Records supplied:
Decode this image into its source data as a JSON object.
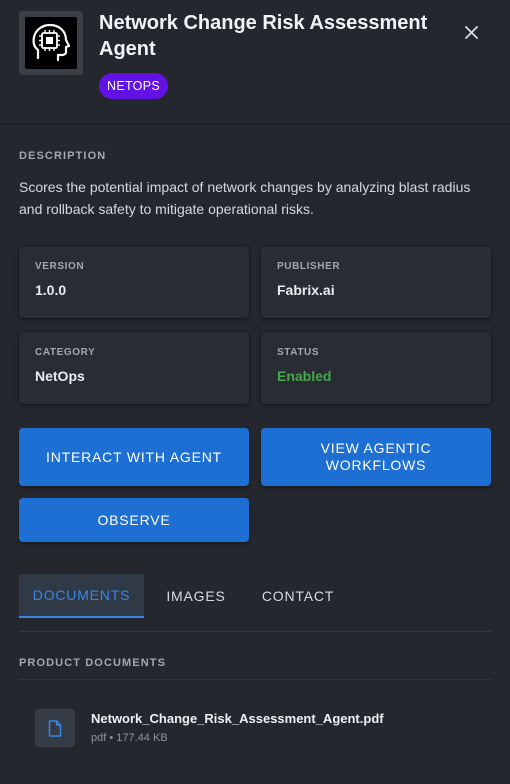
{
  "header": {
    "title": "Network Change Risk Assessment Agent",
    "tag": "NETOPS",
    "logo_icon": "robot-head-chip-icon",
    "close_icon": "close-icon"
  },
  "description": {
    "label": "DESCRIPTION",
    "text": "Scores the potential impact of network changes by analyzing blast radius and rollback safety to mitigate operational risks."
  },
  "info": {
    "version": {
      "label": "VERSION",
      "value": "1.0.0"
    },
    "publisher": {
      "label": "PUBLISHER",
      "value": "Fabrix.ai"
    },
    "category": {
      "label": "CATEGORY",
      "value": "NetOps"
    },
    "status": {
      "label": "STATUS",
      "value": "Enabled"
    }
  },
  "actions": {
    "interact": "INTERACT WITH AGENT",
    "workflows": "VIEW AGENTIC WORKFLOWS",
    "observe": "OBSERVE"
  },
  "tabs": [
    {
      "label": "DOCUMENTS",
      "active": true
    },
    {
      "label": "IMAGES",
      "active": false
    },
    {
      "label": "CONTACT",
      "active": false
    }
  ],
  "documents": {
    "label": "PRODUCT DOCUMENTS",
    "items": [
      {
        "name": "Network_Change_Risk_Assessment_Agent.pdf",
        "type": "pdf",
        "size": "177.44 KB",
        "icon": "file-icon"
      }
    ]
  },
  "colors": {
    "background": "#24282e",
    "accent": "#1e6fd4",
    "tag": "#6312e6",
    "status_enabled": "#43a94a",
    "active_tab": "#3a86e6"
  }
}
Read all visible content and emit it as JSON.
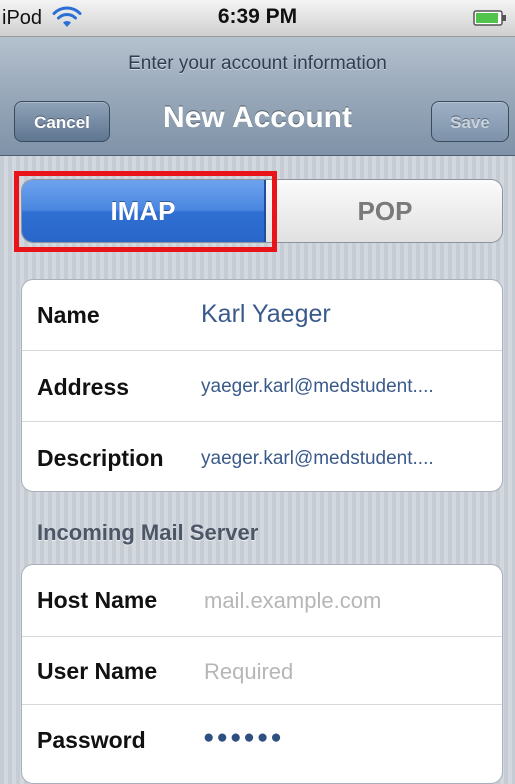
{
  "status_bar": {
    "carrier": "iPod",
    "time": "6:39 PM",
    "wifi_icon": "wifi-icon",
    "battery_icon": "battery-icon"
  },
  "nav": {
    "prompt": "Enter your account information",
    "title": "New Account",
    "cancel_label": "Cancel",
    "save_label": "Save"
  },
  "account_type": {
    "options": [
      "IMAP",
      "POP"
    ],
    "selected": "IMAP",
    "selected_color": "#3f7ee0",
    "highlight_color": "#e8141a"
  },
  "account_fields": [
    {
      "label": "Name",
      "value": "Karl Yaeger"
    },
    {
      "label": "Address",
      "value": "yaeger.karl@medstudent...."
    },
    {
      "label": "Description",
      "value": "yaeger.karl@medstudent...."
    }
  ],
  "incoming_server": {
    "header": "Incoming Mail Server",
    "fields": [
      {
        "label": "Host Name",
        "placeholder": "mail.example.com"
      },
      {
        "label": "User Name",
        "placeholder": "Required"
      },
      {
        "label": "Password",
        "value": "●●●●●●"
      }
    ]
  }
}
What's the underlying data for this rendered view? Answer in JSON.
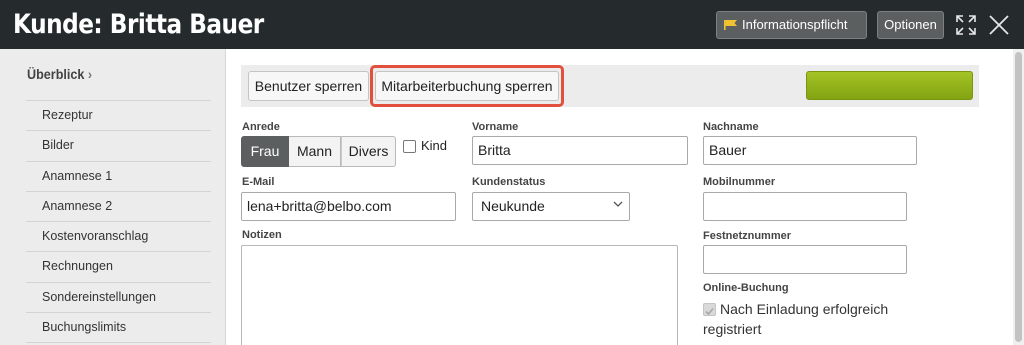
{
  "header": {
    "title": "Kunde: Britta Bauer",
    "info_button": "Informationspflicht",
    "options_button": "Optionen",
    "flag_color": "#f2c230"
  },
  "sidebar": {
    "heading": "Überblick",
    "items": [
      {
        "label": "Rezeptur"
      },
      {
        "label": "Bilder"
      },
      {
        "label": "Anamnese 1"
      },
      {
        "label": "Anamnese 2"
      },
      {
        "label": "Kostenvoranschlag"
      },
      {
        "label": "Rechnungen"
      },
      {
        "label": "Sondereinstellungen"
      },
      {
        "label": "Buchungslimits"
      }
    ]
  },
  "toolbar": {
    "lock_user": "Benutzer sperren",
    "lock_staff_booking": "Mitarbeiterbuchung sperren",
    "accent_color": "#95b41b",
    "highlight_color": "#e24f3c"
  },
  "form": {
    "salutation": {
      "label": "Anrede",
      "options": [
        "Frau",
        "Mann",
        "Divers"
      ],
      "selected": "Frau"
    },
    "child": {
      "label": "Kind",
      "checked": false
    },
    "first_name": {
      "label": "Vorname",
      "value": "Britta"
    },
    "last_name": {
      "label": "Nachname",
      "value": "Bauer"
    },
    "email": {
      "label": "E-Mail",
      "value": "lena+britta@belbo.com"
    },
    "customer_status": {
      "label": "Kundenstatus",
      "value": "Neukunde"
    },
    "mobile": {
      "label": "Mobilnummer",
      "value": ""
    },
    "notes": {
      "label": "Notizen",
      "value": ""
    },
    "landline": {
      "label": "Festnetznummer",
      "value": ""
    },
    "online_booking": {
      "label": "Online-Buchung",
      "status_text": "Nach Einladung erfolgreich registriert",
      "checked": true
    }
  }
}
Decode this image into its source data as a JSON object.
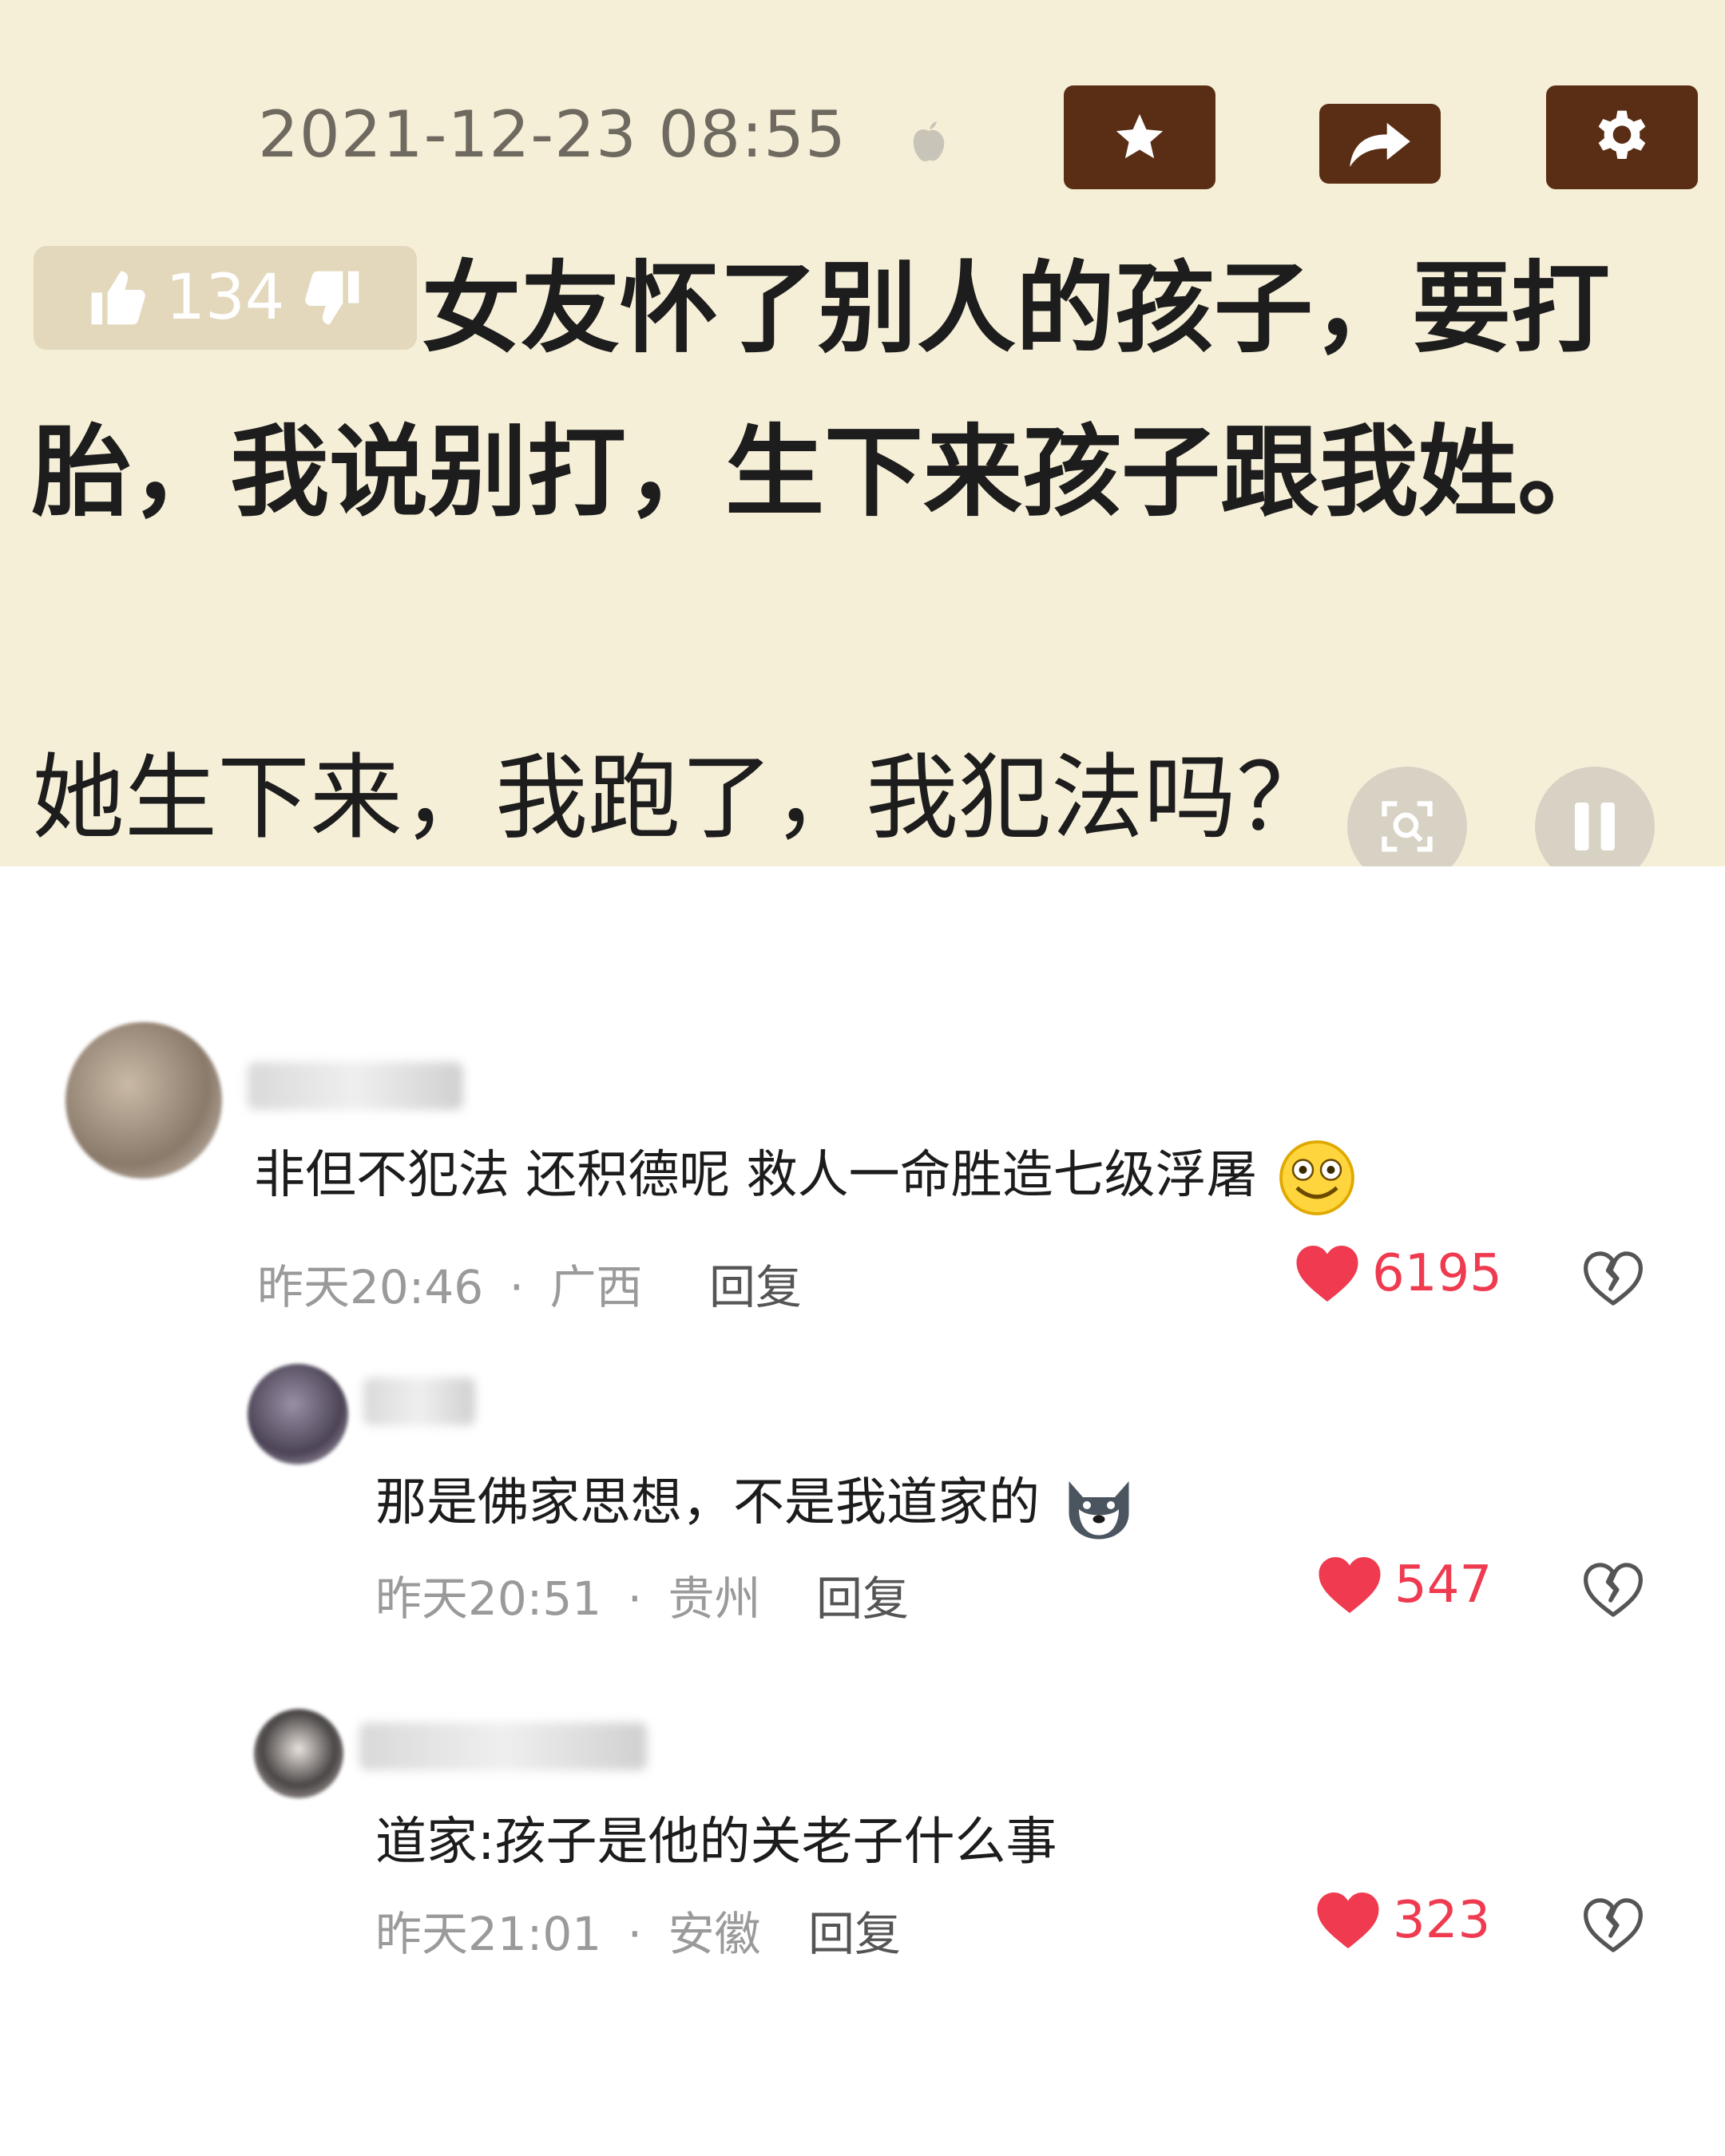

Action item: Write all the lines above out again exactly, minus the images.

Result below:
Decode this image into its source data as a JSON object.
{
  "header": {
    "title": "Network Change Risk Assessment Agent",
    "tag": "NETOPS",
    "logo_icon": "robot-head-chip-icon",
    "close_icon": "close-icon"
  },
  "description": {
    "label": "DESCRIPTION",
    "text": "Scores the potential impact of network changes by analyzing blast radius and rollback safety to mitigate operational risks."
  },
  "info": {
    "version": {
      "label": "VERSION",
      "value": "1.0.0"
    },
    "publisher": {
      "label": "PUBLISHER",
      "value": "Fabrix.ai"
    },
    "category": {
      "label": "CATEGORY",
      "value": "NetOps"
    },
    "status": {
      "label": "STATUS",
      "value": "Enabled"
    }
  },
  "actions": {
    "interact": "INTERACT WITH AGENT",
    "workflows": "VIEW AGENTIC WORKFLOWS",
    "observe": "OBSERVE"
  },
  "tabs": [
    {
      "label": "DOCUMENTS",
      "active": true
    },
    {
      "label": "IMAGES",
      "active": false
    },
    {
      "label": "CONTACT",
      "active": false
    }
  ],
  "documents": {
    "label": "PRODUCT DOCUMENTS",
    "items": [
      {
        "name": "Network_Change_Risk_Assessment_Agent.pdf",
        "type": "pdf",
        "size": "177.44 KB",
        "icon": "file-icon"
      }
    ]
  },
  "colors": {
    "background": "#24282e",
    "accent": "#1e6fd4",
    "tag": "#6312e6",
    "status_enabled": "#43a94a",
    "active_tab": "#3a86e6"
  }
}
Read all visible content and emit it as JSON.
{
  "status_bar": {
    "carrier": "iPod",
    "time": "6:39 PM",
    "wifi_icon": "wifi-icon",
    "battery_icon": "battery-icon"
  },
  "nav": {
    "prompt": "Enter your account information",
    "title": "New Account",
    "cancel_label": "Cancel",
    "save_label": "Save"
  },
  "account_type": {
    "options": [
      "IMAP",
      "POP"
    ],
    "selected": "IMAP",
    "selected_color": "#3f7ee0",
    "highlight_color": "#e8141a"
  },
  "account_fields": [
    {
      "label": "Name",
      "value": "Karl Yaeger"
    },
    {
      "label": "Address",
      "value": "yaeger.karl@medstudent...."
    },
    {
      "label": "Description",
      "value": "yaeger.karl@medstudent...."
    }
  ],
  "incoming_server": {
    "header": "Incoming Mail Server",
    "fields": [
      {
        "label": "Host Name",
        "placeholder": "mail.example.com"
      },
      {
        "label": "User Name",
        "placeholder": "Required"
      },
      {
        "label": "Password",
        "value": "●●●●●●"
      }
    ]
  }
}
What's the underlying data for this rendered view? Answer in JSON.
{
  "header": {
    "title": "Kunde: Britta Bauer",
    "info_button": "Informationspflicht",
    "options_button": "Optionen",
    "flag_color": "#f2c230"
  },
  "sidebar": {
    "heading": "Überblick",
    "items": [
      {
        "label": "Rezeptur"
      },
      {
        "label": "Bilder"
      },
      {
        "label": "Anamnese 1"
      },
      {
        "label": "Anamnese 2"
      },
      {
        "label": "Kostenvoranschlag"
      },
      {
        "label": "Rechnungen"
      },
      {
        "label": "Sondereinstellungen"
      },
      {
        "label": "Buchungslimits"
      }
    ]
  },
  "toolbar": {
    "lock_user": "Benutzer sperren",
    "lock_staff_booking": "Mitarbeiterbuchung sperren",
    "accent_color": "#95b41b",
    "highlight_color": "#e24f3c"
  },
  "form": {
    "salutation": {
      "label": "Anrede",
      "options": [
        "Frau",
        "Mann",
        "Divers"
      ],
      "selected": "Frau"
    },
    "child": {
      "label": "Kind",
      "checked": false
    },
    "first_name": {
      "label": "Vorname",
      "value": "Britta"
    },
    "last_name": {
      "label": "Nachname",
      "value": "Bauer"
    },
    "email": {
      "label": "E-Mail",
      "value": "lena+britta@belbo.com"
    },
    "customer_status": {
      "label": "Kundenstatus",
      "value": "Neukunde"
    },
    "mobile": {
      "label": "Mobilnummer",
      "value": ""
    },
    "notes": {
      "label": "Notizen",
      "value": ""
    },
    "landline": {
      "label": "Festnetznummer",
      "value": ""
    },
    "online_booking": {
      "label": "Online-Buchung",
      "status_text": "Nach Einladung erfolgreich registriert",
      "checked": true
    }
  }
}
Decode this image into its source data as a JSON object.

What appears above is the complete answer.